Hanging around makes me feel guilty because there is absolutely always something to do. Actually when I hang out I never stop everything…I’m always busy doing something like working on a future book design, searching for iconography about a place I’m about to visit, reading a book again and again like Jean Francois Chevrier’s book about Jeff Wall, or allowing myself to get out for a coffee break with a friend…but I’m of a protestant background which makes me feel bad about doing absolutely nothing.
Your personal work is getting more and more attention every day. How do you manage to make the art world take an interest in your work? How do you draw their attention ?

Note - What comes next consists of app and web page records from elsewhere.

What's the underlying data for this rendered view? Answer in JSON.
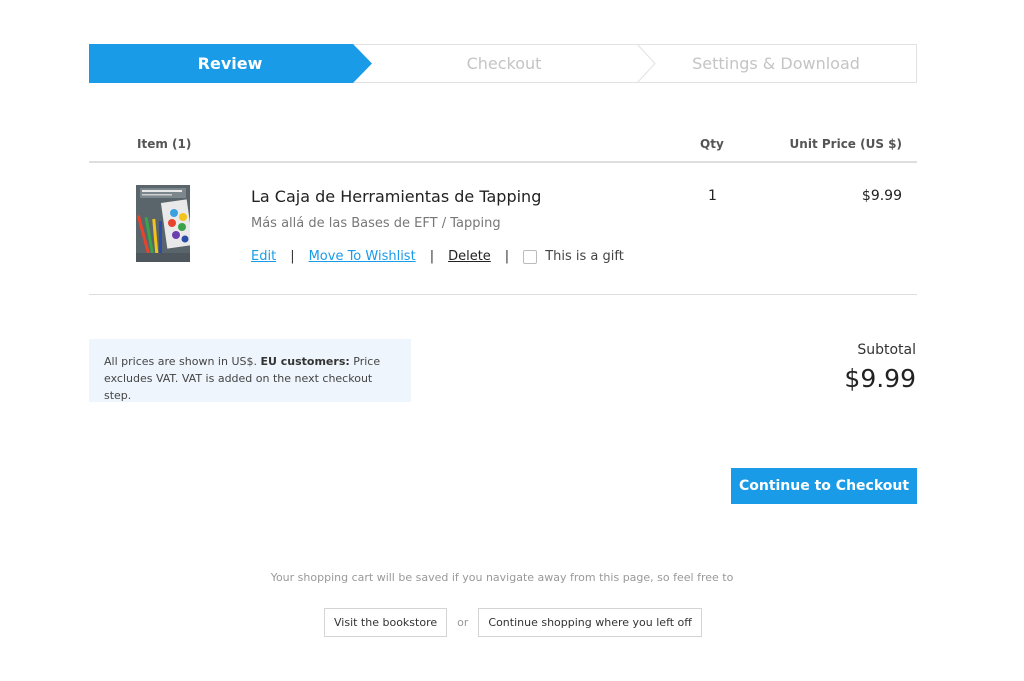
{
  "stepper": {
    "steps": [
      {
        "label": "Review",
        "active": true
      },
      {
        "label": "Checkout",
        "active": false
      },
      {
        "label": "Settings & Download",
        "active": false
      }
    ],
    "active_color": "#1a9be8"
  },
  "table": {
    "headers": {
      "item": "Item (1)",
      "qty": "Qty",
      "price": "Unit Price (US $)"
    }
  },
  "item": {
    "title": "La Caja de Herramientas de Tapping",
    "subtitle": "Más allá de las Bases de EFT / Tapping",
    "qty": "1",
    "price": "$9.99",
    "actions": {
      "edit": "Edit",
      "wishlist": "Move To Wishlist",
      "delete": "Delete",
      "gift": "This is a gift"
    }
  },
  "info": {
    "prefix": "All prices are shown in US$. ",
    "bold": "EU customers:",
    "suffix": " Price excludes VAT. VAT is added on the next checkout step."
  },
  "summary": {
    "subtotal_label": "Subtotal",
    "subtotal_value": "$9.99"
  },
  "checkout_button": "Continue to Checkout",
  "footer": {
    "note": "Your shopping cart will be saved if you navigate away from this page, so feel free to",
    "visit_button": "Visit the bookstore",
    "or": "or",
    "continue_button": "Continue shopping where you left off"
  },
  "colors": {
    "accent": "#1a9be8",
    "info_bg": "#eef5fc"
  }
}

I think it’s about everyone’s personality. Some people are very pushy and manage to draw attention, but eventually they end up with a bad reputation. Still, patience and politeness aren’t enough either. You need to be somewhere in between, but personally I think it’s all about timing. Be ready and contact the right person. Generally speaking, art dealers, gallery owner’s and photo editors aren’t robots. They’re more sensitive and instinctive than one might be led to believe. It’s essential to create a desire, kind of like dating. Build and maintain your relationship based on trust. In order to do that, I try to avoid too frequent newsletters and cold emails, I prefer to meet people in person. I’ve never planned anything actually. Although I started to make books with Brune Edition in Rouen and this is a good strategy to draw attention from more different people. My first book, Tropism, was a real success for that specific goal. I have 3 limited editions book projects with Brune Editions to come, and the next one is about Detroit city. Make sure you have the guts for it, and go engage your audience when you feel ready.
I found your website, thomas-humery.com, very interesting. I think the ‘all over’ way your pictures are displayed stands out like an artwork itself. Pictures are sequenced like on a gallery wall and we can choose our own pace when we watch them. The pictures seem to get hooked to each others to live. Also, through your website, I realized you are not showing your commercial work. You chose to give only a simple client list. I think it’s an essential issue for most photographers like me, who try to lead a personal, artistic “career” with their personal projects and a commercial one at the same time with commissioned works such as editorial or fashion stuff… Please tell us a little more about it.
I wanted my website to become a real space. This how the idea of virtual “walls”, larger than the screen, came to be. I think it’s a pretty uncommon display and it brings a new way of reading on every visit. The accumulation is there on purpose to create a kind of density, a mass effect that I like to force multiple visits to the website to see every detail. It also conveys a global vision based on the overall mood. I just love the encyclopaedia aesthetics with an inventory feeling. This way of displaying conveys a certain equality between the pictures and I leave the watcher the opportunity to build up his own hierarchy.
About the commercial work: of course there are connections, sometimes similitudes with the personal work, but I’m afraid that showing them would break the vision I want to build with the personal work, and it would be more confusing and sterile on the artistic point of view.
This is where a blog comes in handy…it’s much better for showing commissioned work and other photographs I don’t want to share on my website.
Any future projects you can share with CULT ?
I have a lot ! First, there is the book I previously mentioned. It’s a project I’m going to shoot in Detroit. I’m going to try to give a different vision about the city’s decay than the previous visions we already saw with other photography projects. It’s part of a residency funded by Revolve Detroit, an organization that brings together the Detroit Economic Growth Corporation, local investors, and artists. The book will be released both in Detroit and Paris for Christmas. Then I ‘ll work on a personal exhibition in Galerie Nec in Paris in 2014 with the releaseof a new book I’ve been working on in Stockholm every 4 months since 2012. It will be pretty intense, but that’s why I love my job! To me, it doesn’t even feel like a job…it’s how I live.
Photos and interview by Alex Crétey Systermans, Paris, July 2013.